It has also been said, and was mentioned in Committee, that the Federation of Master Builders is against this proposal and is very important. I do not think anybody in this House would deny its importance, but its members are only responsible for some 20% of the new homes built each year. As has been reported, the overwhelming concerns of builders large and small are access to finance and land and shortage of labour. Right down at the bottom, at only 4%, are concerns relating to regulation and red tape. I do not know what other arguments the Minister may rely on. There is certainly a need for more consultation, but all the consultation on this proposal has already been carried out and the Government had already reached the conclusion that it was appropriate to go ahead. Any consultation which may still be necessary will easily fit into the 12-month period allowed for in this proposed new clause.

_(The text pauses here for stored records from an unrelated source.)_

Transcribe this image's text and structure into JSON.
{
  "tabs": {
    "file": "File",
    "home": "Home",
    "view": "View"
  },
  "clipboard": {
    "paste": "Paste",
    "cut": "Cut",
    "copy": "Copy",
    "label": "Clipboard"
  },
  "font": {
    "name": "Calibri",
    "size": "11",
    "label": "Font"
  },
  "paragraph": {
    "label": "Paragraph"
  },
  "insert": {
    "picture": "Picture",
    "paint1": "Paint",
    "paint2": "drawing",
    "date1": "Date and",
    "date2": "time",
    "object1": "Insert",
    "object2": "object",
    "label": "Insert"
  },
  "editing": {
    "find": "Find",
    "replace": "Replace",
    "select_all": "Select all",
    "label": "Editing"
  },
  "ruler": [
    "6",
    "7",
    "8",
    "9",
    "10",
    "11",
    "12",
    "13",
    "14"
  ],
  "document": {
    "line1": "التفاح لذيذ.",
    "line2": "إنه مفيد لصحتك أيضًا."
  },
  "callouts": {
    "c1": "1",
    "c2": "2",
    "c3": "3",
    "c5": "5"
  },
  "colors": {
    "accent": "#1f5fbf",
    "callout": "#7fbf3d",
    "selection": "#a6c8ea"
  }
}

I guess that the final argument will be that such a provision should not be so precisely and explicitly stated in the Bill: it ought to be in regulations. The Government have brought this upon themselves. The regulations already exist; they have been printed and published. However, the Government have announced that the next triennial uplift in building regulations has been cancelled. They could reinstate it, they could give an undertaking to proceed with the stalled regulations. They have not done so and that means that the only way forward, the only way to demonstrate that Britain is sincere in its signature on COP 21, the only way of helping the Prime Minister to demonstrate that this Government, like the preceding one, intend to be the greenest ever, is for this clause to receive the support of your Lordships today.